“It tells you who to blame,” I answered. Blake shrugged, a tacit endorsement. He was getting at
something wholly deeper and darker, surely, but was fine to let it fade. The room went quiet for a nervous moment. Blake again looked out the window. A flickering light was coming from the boathouse.
Dickley eyed the daunting globe of wine before him. Then said, mostly to himself, “Some legacy.”
“I’m not concerned with legacy. I’m not the type that dies,” I said, trying to leaven the room.
“We’re all the type that dies,” said Dickley. Blake nodded and clinked his glass against the kid’s.
“While you were embedded, you never thought about getting shot?”
“I was in a Bedouin tent somewhere on the outskirts of a filing error. Shot?” I said. Then conceded, “Okay, maybe in the arm.”
“Nobly winged,” Blake added.
“I’m not heroic,” I said.
“You’d’ve taken a bullet, Howell. Right in the Bible.”
Marlowe reached over Dickley to thump my chest, which resulted in a good clang of a note, knuckle to tin ? my flask.
“The dead aren’t heroic either, Howell. If any of them believed that, then they’re patsies,” trumpeted Blake, who turned to Dickley with his arms outstretched and said, “Patsy is Aramaic for martyr.”
Dickley took a healthy swig, playing catch up. Marlowe immediately refilled his glass.
A dark gleam came to Blake’s eye. With a child’s resolve, he asked “Do you want to see the dead?”
“No,” Marlowe said, jagged and quick. She squeezed herself between Dickley’s lap and the table, a strangely pliant woman.
“How?” Dickley challenged.
“To see the dead, you must drink at dawn. I read it in a book.” Blake explained.
“I can drink ’til dawn,” said Dickley.
“That won?t do. You have to wake up at dawn and start drinking. The dead want nothing to do with the weary,? Blake explained.
“And it’s absolutely necessary to drink?”
“Spirits are particularly interested in wine. Fine wine. That’s why they’re always paired together.”
“I’m game,” I said.
Dickley nearly raised his hand, but Marlowe put his finger in her mouth. After a beat, Blake announced, “It’s you and me Howell. Drinks at dawn.”

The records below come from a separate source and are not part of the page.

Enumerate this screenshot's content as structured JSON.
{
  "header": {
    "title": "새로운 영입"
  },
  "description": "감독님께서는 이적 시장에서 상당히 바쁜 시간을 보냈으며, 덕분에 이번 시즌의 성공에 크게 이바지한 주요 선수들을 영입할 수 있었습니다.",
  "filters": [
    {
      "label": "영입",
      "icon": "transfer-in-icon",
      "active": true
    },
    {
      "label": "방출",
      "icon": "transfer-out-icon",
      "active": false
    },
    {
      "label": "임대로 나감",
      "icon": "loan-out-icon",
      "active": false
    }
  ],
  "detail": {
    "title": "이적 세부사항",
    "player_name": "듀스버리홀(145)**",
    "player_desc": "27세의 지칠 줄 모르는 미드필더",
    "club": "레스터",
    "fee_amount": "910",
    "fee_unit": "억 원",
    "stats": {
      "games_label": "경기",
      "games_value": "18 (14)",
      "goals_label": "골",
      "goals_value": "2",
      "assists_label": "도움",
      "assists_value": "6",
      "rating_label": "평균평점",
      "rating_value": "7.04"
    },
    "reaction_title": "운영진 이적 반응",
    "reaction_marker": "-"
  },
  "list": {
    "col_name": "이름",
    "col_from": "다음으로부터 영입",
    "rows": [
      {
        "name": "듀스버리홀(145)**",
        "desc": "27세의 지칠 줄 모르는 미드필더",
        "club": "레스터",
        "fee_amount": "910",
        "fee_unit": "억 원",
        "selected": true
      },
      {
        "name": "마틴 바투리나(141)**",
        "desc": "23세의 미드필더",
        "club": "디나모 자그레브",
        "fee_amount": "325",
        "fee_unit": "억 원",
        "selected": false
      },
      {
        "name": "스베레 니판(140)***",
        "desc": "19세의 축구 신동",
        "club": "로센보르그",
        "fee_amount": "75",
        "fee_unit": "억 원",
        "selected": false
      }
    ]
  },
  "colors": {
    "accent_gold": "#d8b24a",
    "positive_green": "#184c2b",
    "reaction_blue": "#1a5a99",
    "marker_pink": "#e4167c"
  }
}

His words ricocheted off the exposed beams of the kitchen ceiling, rang off the copper pots and brushed steel skillets strung along the walls, and finally diffused their tiny echo like the whisper of smoke from a match extinguished.
Blake and I reached for the bottle at the same time. His hand trembled.